While finishing up a button necklace and bracelet today, I decided to make a corsage from an old tie that was my dad’s. Kinda funky, probably from the 40′s, but the colors matched the buttons, and it will remind me of him when I wear it.

I found a lovely selection of Vintage Tea Sets on fliker and her blog Clara Bows shows more sets and hats that she sells. You should stop by if you have a chance!

Happy day to you! Please visit Kimmie and the rest of the ladies for tea today! Enjoy- Christen

No Time Like the Present- Mixed Media Monday challenge

No Time Like the Present

No Time Like the Present

This is my entry for Mixed Media Monday challenge “Play”. I really didn’t have the “time” this week to create something, or “play” much at all…. but it was an inviting theme that I wanted to try. This is a digital image that I created with a clock face, and an embroidery montage.
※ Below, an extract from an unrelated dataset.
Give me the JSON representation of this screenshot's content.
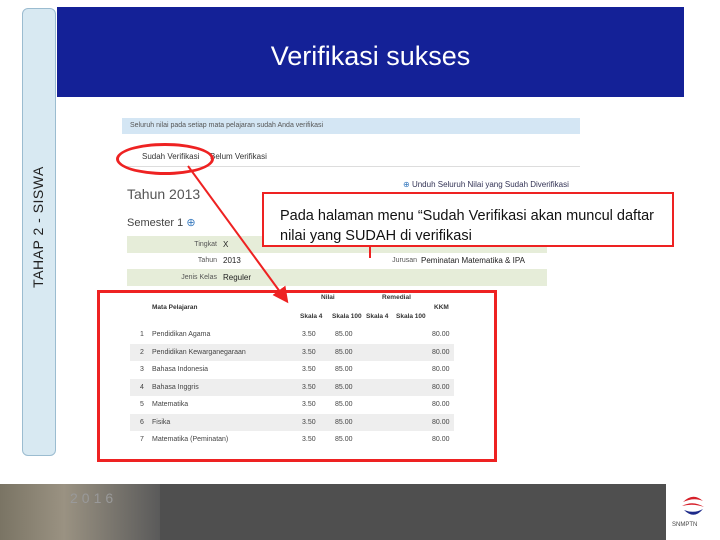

I took an Antique French clock face by barefootliam-stock that I found while searching for ideas for another project. It is really quite beautiful in itself, but the numbers were not all there or faded so I thought to knock out the background then add in my own numbers.

shabby vest

shabby vest

Then I decided that I didn’t just want to add a background with a flat color so I added a background that I had created from images of a vest that I had recycled with tons of embroidery that I had stitched a few months ago. I took several close-up pictures, then cropped them and arranged them into a montage, and just saved it for the right time.

I took a portion of this montage and used it for the background here. I used the eraser tool to knock out the numbers and as the image underneath started to appear I wanted to knock out more! I knocked out (or drew) informal lines and then knocked out dots all around. This was quite fun when it doesn’t have to be perfect!

I didn’t add numbers in after all because this piece is a representation of what you can do with a little time and imagination. And so I did get to “Play”, and it was great fun! Thank you again for another great challenge Diane!

Enjoy the day, and play while you can! Christen

Friday’s Favorite: Whistle Buttons

a collection of whistle buttons

a collection of whistle buttons

I love buttons, old, new, nice, not so nice, clean or grungy; with holes or with shanks; glass, rubber, celluloid, Bakelite, shell, composition, plastic, horn, or bone.

This is a collection of my favorite style of button, which are the whistle buttons. The construction is such that there is a large hole in the front and you can see the two or four holes through this that you use to sew them onto the garment.

This collection here pretty much runs the gamut on the type of materials that can be found with this style. Some of the fancier are of course the composition buttons that are inlaid with abalone or mother of pearl.

If you are interested in reading up on buttons, I do have a few articles that I have written on them:

The Button Box- What’s in Your Stash?
Button Identification and Cleaning

Here is a great blog Button Floozies. You will also find and interesting pdf to download on Piecework Magazine’s website, Great-Aunt Belle’s Buttons.

Happy day to you, have fun collecting, and enjoy what you do! Christen